- _Goal of the exercise_: Report how many lines in the records below contain the word "this". Give only the number.

- _Source records_:
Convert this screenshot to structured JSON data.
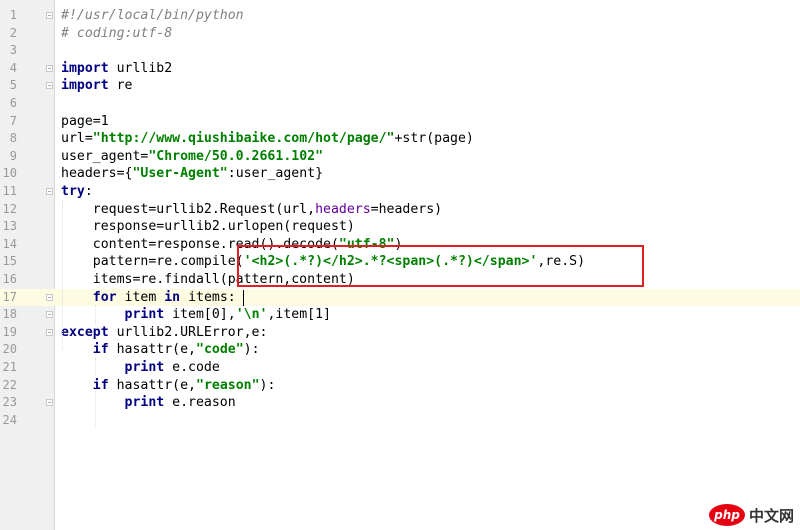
{
  "editor": {
    "lines": [
      {
        "n": "1"
      },
      {
        "n": "2"
      },
      {
        "n": "3"
      },
      {
        "n": "4"
      },
      {
        "n": "5"
      },
      {
        "n": "6"
      },
      {
        "n": "7"
      },
      {
        "n": "8"
      },
      {
        "n": "9"
      },
      {
        "n": "10"
      },
      {
        "n": "11"
      },
      {
        "n": "12"
      },
      {
        "n": "13"
      },
      {
        "n": "14"
      },
      {
        "n": "15"
      },
      {
        "n": "16"
      },
      {
        "n": "17"
      },
      {
        "n": "18"
      },
      {
        "n": "19"
      },
      {
        "n": "20"
      },
      {
        "n": "21"
      },
      {
        "n": "22"
      },
      {
        "n": "23"
      },
      {
        "n": "24"
      }
    ],
    "code": {
      "l1": "#!/usr/local/bin/python",
      "l2": "# coding:utf-8",
      "l4_kw": "import",
      "l4_rest": " urllib2",
      "l5_kw": "import",
      "l5_rest": " re",
      "l7": "page=1",
      "l8_a": "url=",
      "l8_s": "\"http://www.qiushibaike.com/hot/page/\"",
      "l8_b": "+str(page)",
      "l9_a": "user_agent=",
      "l9_s": "\"Chrome/50.0.2661.102\"",
      "l10_a": "headers={",
      "l10_s": "\"User-Agent\"",
      "l10_b": ":user_agent}",
      "l11_kw": "try",
      "l11_b": ":",
      "l12_a": "    request=urllib2.Request(url,",
      "l12_k": "headers",
      "l12_b": "=headers)",
      "l13": "    response=urllib2.urlopen(request)",
      "l14_a": "    content=response.read().decode(",
      "l14_s": "\"utf-8\"",
      "l14_b": ")",
      "l15_a": "    pattern=re.compile(",
      "l15_s": "'<h2>(.*?)</h2>.*?<span>(.*?)</span>'",
      "l15_b": ",re.S)",
      "l16": "    items=re.findall(pattern,content)",
      "l17_a": "    ",
      "l17_kw1": "for",
      "l17_b": " item ",
      "l17_kw2": "in",
      "l17_c": " items:",
      "l18_a": "        ",
      "l18_kw": "print",
      "l18_b": " item[0],",
      "l18_s": "'\\n'",
      "l18_c": ",item[1]",
      "l19_kw": "except",
      "l19_b": " urllib2.URLError,e:",
      "l20_a": "    ",
      "l20_kw": "if",
      "l20_b": " hasattr(e,",
      "l20_s": "\"code\"",
      "l20_c": "):",
      "l21_a": "        ",
      "l21_kw": "print",
      "l21_b": " e.code",
      "l22_a": "    ",
      "l22_kw": "if",
      "l22_b": " hasattr(e,",
      "l22_s": "\"reason\"",
      "l22_c": "):",
      "l23_a": "        ",
      "l23_kw": "print",
      "l23_b": " e.reason"
    },
    "current_line": "17"
  },
  "watermark": {
    "logo": "php",
    "text": "中文网"
  },
  "colors": {
    "keyword": "#000080",
    "string": "#008000",
    "comment": "#808080",
    "highlight_box": "#e02020"
  }
}
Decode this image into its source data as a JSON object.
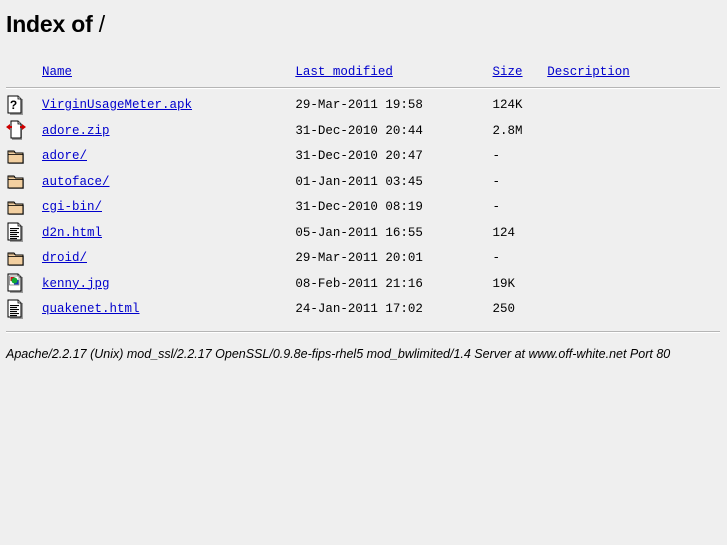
{
  "page": {
    "title_prefix": "Index of",
    "title_path": "/",
    "background_color": "#efefef",
    "link_color": "#0000cc"
  },
  "columns": {
    "name": "Name",
    "last_modified": "Last modified",
    "size": "Size",
    "description": "Description"
  },
  "entries": [
    {
      "icon": "unknown-file-icon",
      "name": "VirginUsageMeter.apk",
      "last_modified": "29-Mar-2011 19:58",
      "size": "124K",
      "description": ""
    },
    {
      "icon": "compressed-file-icon",
      "name": "adore.zip",
      "last_modified": "31-Dec-2010 20:44",
      "size": "2.8M",
      "description": ""
    },
    {
      "icon": "folder-icon",
      "name": "adore/",
      "last_modified": "31-Dec-2010 20:47",
      "size": "-",
      "description": ""
    },
    {
      "icon": "folder-icon",
      "name": "autoface/",
      "last_modified": "01-Jan-2011 03:45",
      "size": "-",
      "description": ""
    },
    {
      "icon": "folder-icon",
      "name": "cgi-bin/",
      "last_modified": "31-Dec-2010 08:19",
      "size": "-",
      "description": ""
    },
    {
      "icon": "text-document-icon",
      "name": "d2n.html",
      "last_modified": "05-Jan-2011 16:55",
      "size": "124",
      "description": ""
    },
    {
      "icon": "folder-icon",
      "name": "droid/",
      "last_modified": "29-Mar-2011 20:01",
      "size": "-",
      "description": ""
    },
    {
      "icon": "image-file-icon",
      "name": "kenny.jpg",
      "last_modified": "08-Feb-2011 21:16",
      "size": "19K",
      "description": ""
    },
    {
      "icon": "text-document-icon",
      "name": "quakenet.html",
      "last_modified": "24-Jan-2011 17:02",
      "size": "250",
      "description": ""
    }
  ],
  "footer": {
    "text": "Apache/2.2.17 (Unix) mod_ssl/2.2.17 OpenSSL/0.9.8e-fips-rhel5 mod_bwlimited/1.4 Server at www.off-white.net Port 80"
  }
}
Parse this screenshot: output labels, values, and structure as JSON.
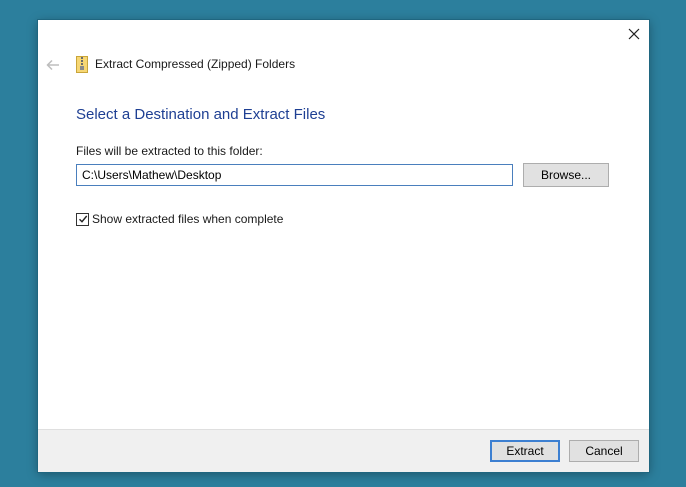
{
  "window": {
    "title": "Extract Compressed (Zipped) Folders",
    "close_icon": "close-icon",
    "back_icon": "back-arrow-icon",
    "app_icon": "zip-folder-icon"
  },
  "main": {
    "heading": "Select a Destination and Extract Files",
    "field_label": "Files will be extracted to this folder:",
    "path_value": "C:\\Users\\Mathew\\Desktop",
    "browse_label": "Browse...",
    "checkbox_label": "Show extracted files when complete",
    "checkbox_checked": true
  },
  "footer": {
    "extract_label": "Extract",
    "cancel_label": "Cancel"
  },
  "colors": {
    "desktop": "#2c7f9d",
    "heading": "#1e3f93",
    "input_border": "#4a7fbd",
    "default_button_border": "#3c7fd1",
    "footer_bg": "#f0f0f0"
  }
}
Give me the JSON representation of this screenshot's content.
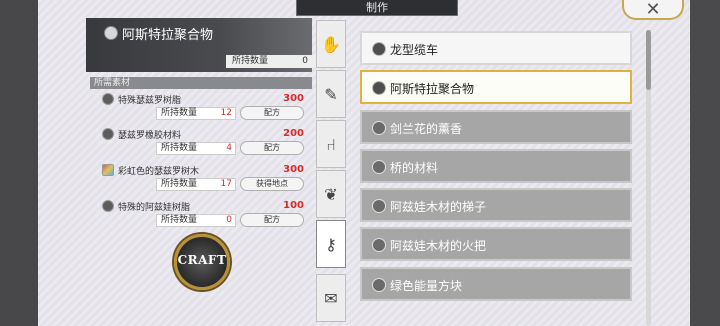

- _Answer for the task_: 5